Extracted records
= = =

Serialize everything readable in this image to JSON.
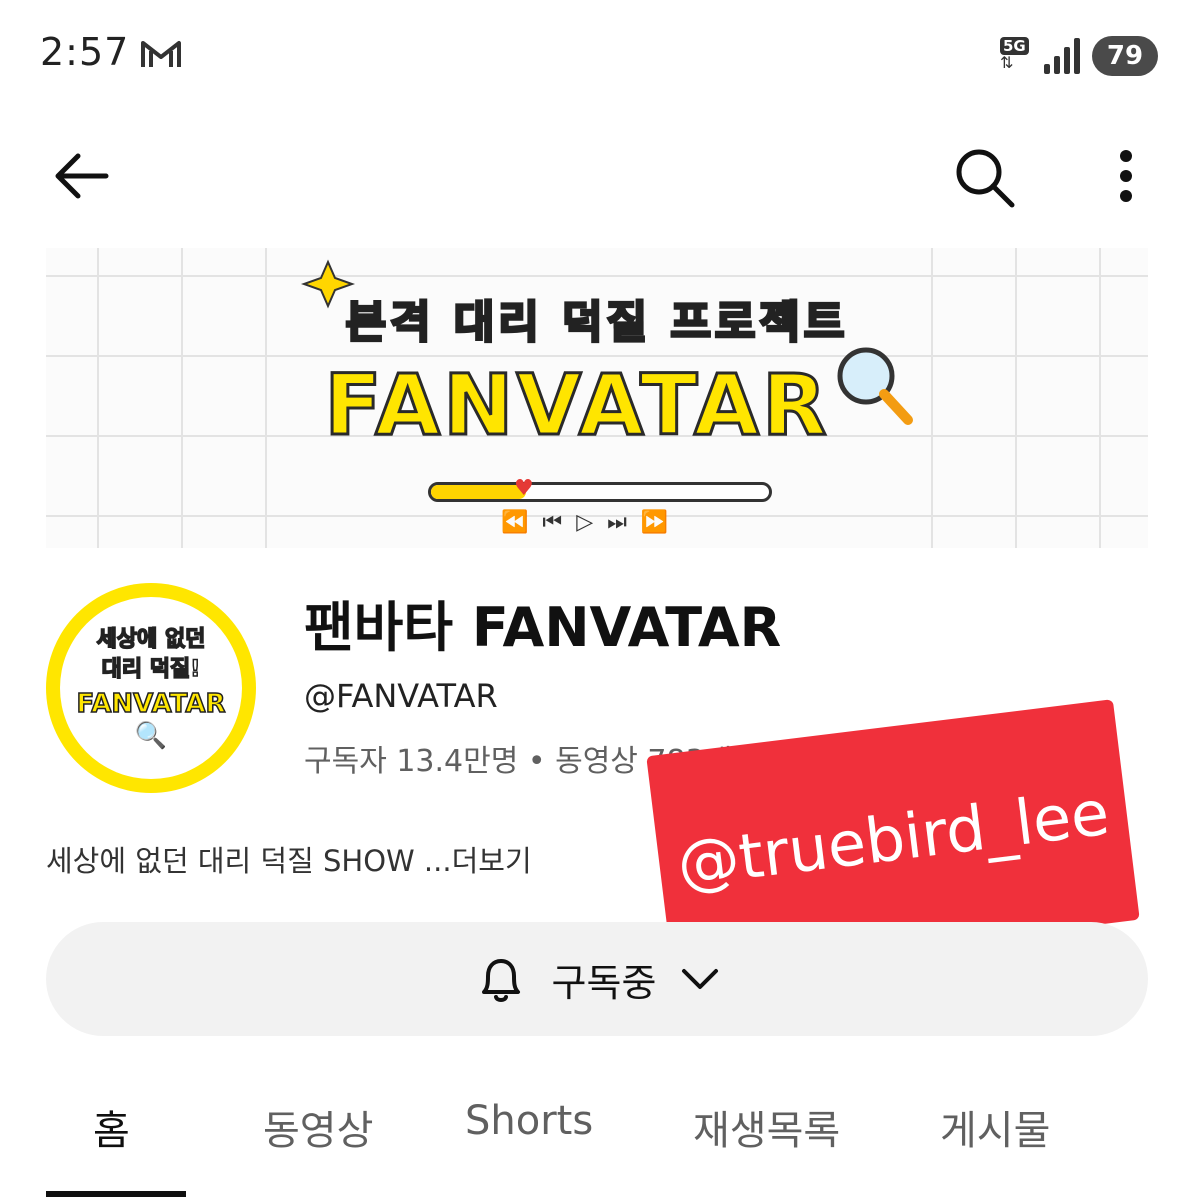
{
  "status_bar": {
    "time": "2:57",
    "network": "5G",
    "battery": "79",
    "icons": [
      "gmail-icon",
      "network-5g-icon",
      "signal-icon",
      "battery-icon"
    ]
  },
  "top_bar": {
    "icons": [
      "back-arrow-icon",
      "search-icon",
      "more-vert-icon"
    ]
  },
  "banner": {
    "subtitle": "본격 대리 덕질 프로젝트",
    "title": "FANVATAR",
    "progress": 0.28,
    "colors": {
      "title": "#ffe500",
      "accent": "#e53935"
    }
  },
  "avatar": {
    "line1": "세상에 없던",
    "line2": "대리 덕질!",
    "brand": "FANVATAR"
  },
  "channel": {
    "name": "팬바타 FANVATAR",
    "handle": "@FANVATAR",
    "stats": "구독자 13.4만명 • 동영상 783개",
    "description": "세상에 없던 대리 덕질 SHOW ...더보기"
  },
  "watermark": {
    "text": "@truebird_lee",
    "color": "#f0303b"
  },
  "subscribe": {
    "label": "구독중",
    "icons": [
      "bell-icon",
      "chevron-down-icon"
    ]
  },
  "tabs": [
    {
      "label": "홈",
      "active": true
    },
    {
      "label": "동영상",
      "active": false
    },
    {
      "label": "Shorts",
      "active": false
    },
    {
      "label": "재생목록",
      "active": false
    },
    {
      "label": "게시물",
      "active": false
    }
  ]
}
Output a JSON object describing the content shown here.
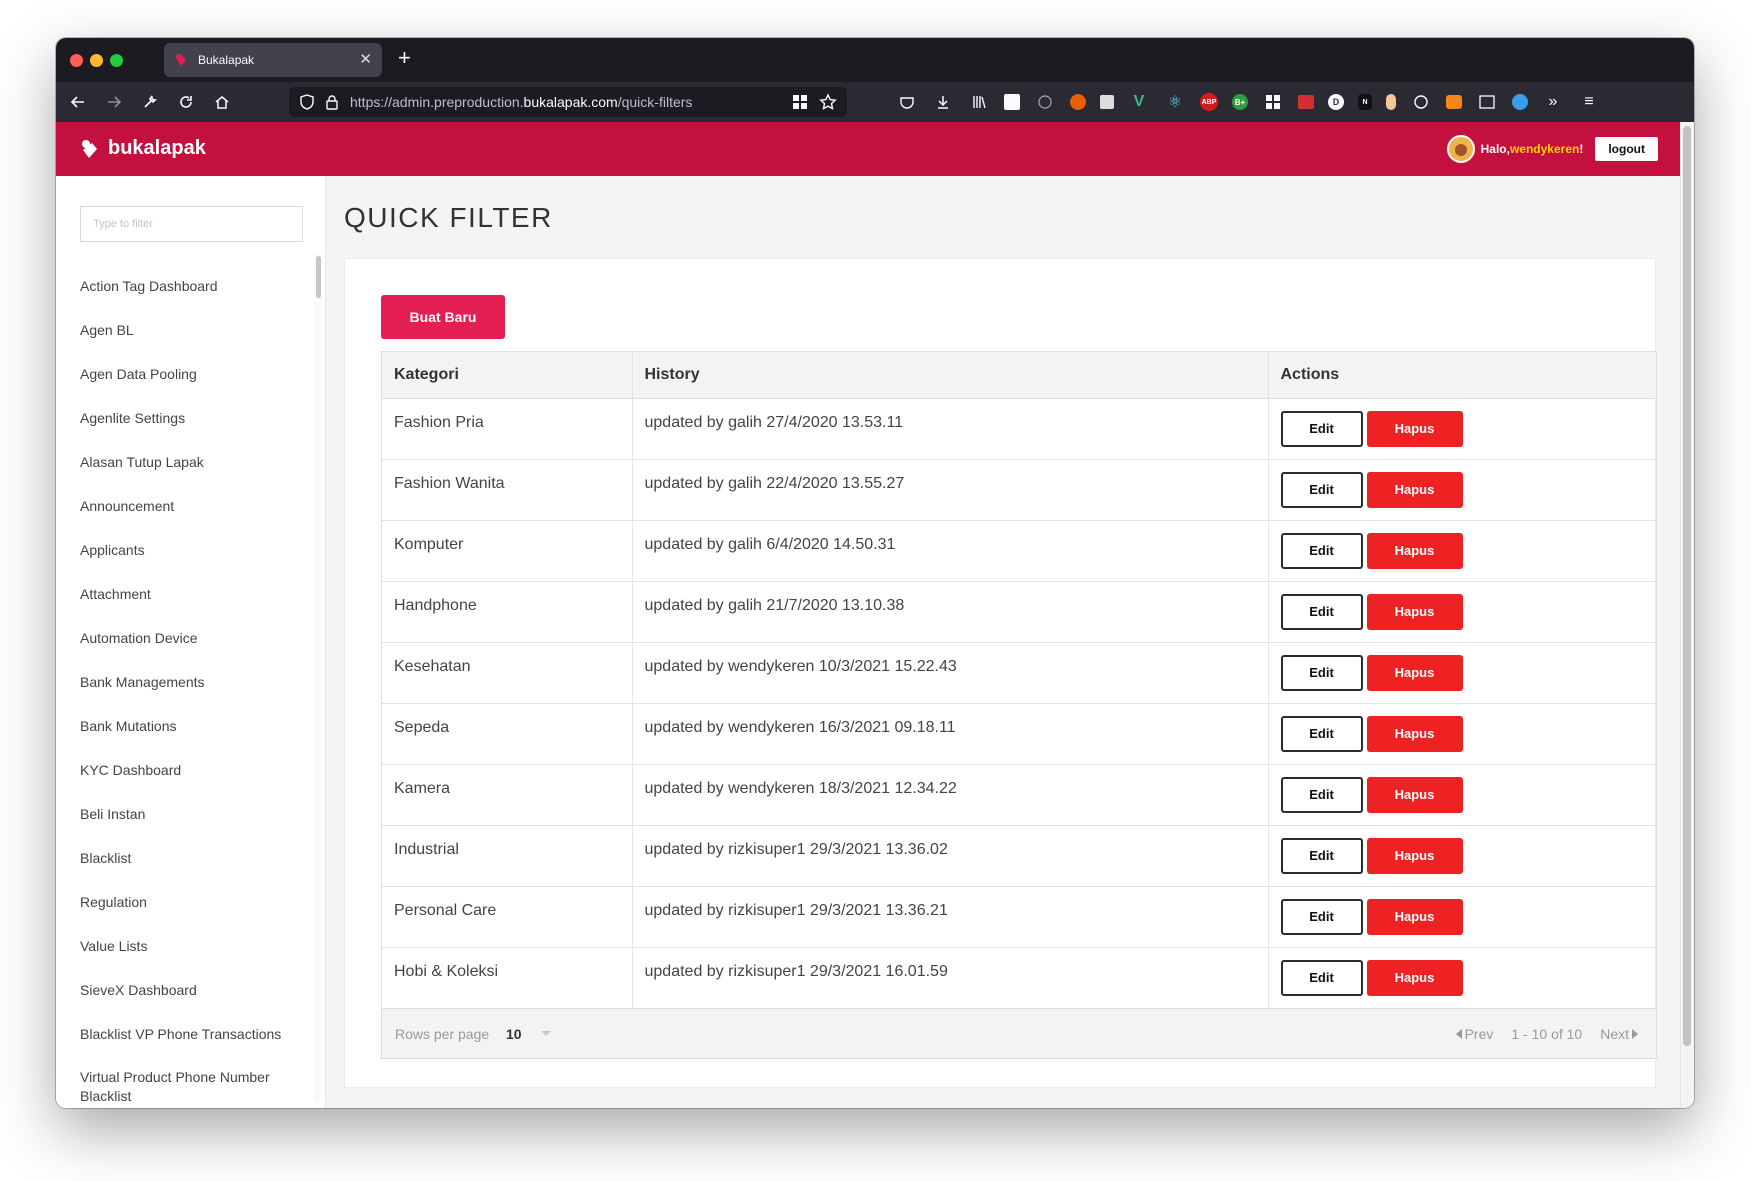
{
  "browser": {
    "tab_title": "Bukalapak",
    "url_prefix": "https://admin.preproduction.",
    "url_host": "bukalapak.com",
    "url_path": "/quick-filters"
  },
  "header": {
    "brand": "bukalapak",
    "greeting": "Halo, ",
    "username": "wendykeren",
    "greeting_suffix": "!",
    "logout_label": "logout",
    "brand_color": "#c4103f"
  },
  "sidebar": {
    "filter_placeholder": "Type to filter",
    "items": [
      {
        "label": "Action Tag Dashboard"
      },
      {
        "label": "Agen BL"
      },
      {
        "label": "Agen Data Pooling"
      },
      {
        "label": "Agenlite Settings"
      },
      {
        "label": "Alasan Tutup Lapak"
      },
      {
        "label": "Announcement"
      },
      {
        "label": "Applicants"
      },
      {
        "label": "Attachment"
      },
      {
        "label": "Automation Device"
      },
      {
        "label": "Bank Managements"
      },
      {
        "label": "Bank Mutations"
      },
      {
        "label": "KYC Dashboard"
      },
      {
        "label": "Beli Instan"
      },
      {
        "label": "Blacklist"
      },
      {
        "label": "Regulation"
      },
      {
        "label": "Value Lists"
      },
      {
        "label": "SieveX Dashboard"
      },
      {
        "label": "Blacklist VP Phone Transactions"
      },
      {
        "label": "Virtual Product Phone Number Blacklist"
      }
    ]
  },
  "main": {
    "page_title": "QUICK FILTER",
    "create_label": "Buat Baru",
    "columns": {
      "kategori": "Kategori",
      "history": "History",
      "actions": "Actions"
    },
    "edit_label": "Edit",
    "delete_label": "Hapus",
    "rows": [
      {
        "kategori": "Fashion Pria",
        "history": "updated by galih 27/4/2020 13.53.11"
      },
      {
        "kategori": "Fashion Wanita",
        "history": "updated by galih 22/4/2020 13.55.27"
      },
      {
        "kategori": "Komputer",
        "history": "updated by galih 6/4/2020 14.50.31"
      },
      {
        "kategori": "Handphone",
        "history": "updated by galih 21/7/2020 13.10.38"
      },
      {
        "kategori": "Kesehatan",
        "history": "updated by wendykeren 10/3/2021 15.22.43"
      },
      {
        "kategori": "Sepeda",
        "history": "updated by wendykeren 16/3/2021 09.18.11"
      },
      {
        "kategori": "Kamera",
        "history": "updated by wendykeren 18/3/2021 12.34.22"
      },
      {
        "kategori": "Industrial",
        "history": "updated by rizkisuper1 29/3/2021 13.36.02"
      },
      {
        "kategori": "Personal Care",
        "history": "updated by rizkisuper1 29/3/2021 13.36.21"
      },
      {
        "kategori": "Hobi & Koleksi",
        "history": "updated by rizkisuper1 29/3/2021 16.01.59"
      }
    ],
    "footer": {
      "rows_per_page_label": "Rows per page",
      "rows_per_page_value": "10",
      "prev_label": "Prev",
      "range_label": "1 - 10 of 10",
      "next_label": "Next"
    }
  }
}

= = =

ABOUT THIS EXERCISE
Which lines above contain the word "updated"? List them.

EXERCISE SOLUTION
        "history": "updated by galih 27/4/2020 13.53.11"
        "history": "updated by galih 22/4/2020 13.55.27"
        "history": "updated by galih 6/4/2020 14.50.31"
        "history": "updated by galih 21/7/2020 13.10.38"
        "history": "updated by wendykeren 10/3/2021 15.22.43"
        "history": "updated by wendykeren 16/3/2021 09.18.11"
        "history": "updated by wendykeren 18/3/2021 12.34.22"
        "history": "updated by rizkisuper1 29/3/2021 13.36.02"
        "history": "updated by rizkisuper1 29/3/2021 13.36.21"
        "history": "updated by rizkisuper1 29/3/2021 16.01.59"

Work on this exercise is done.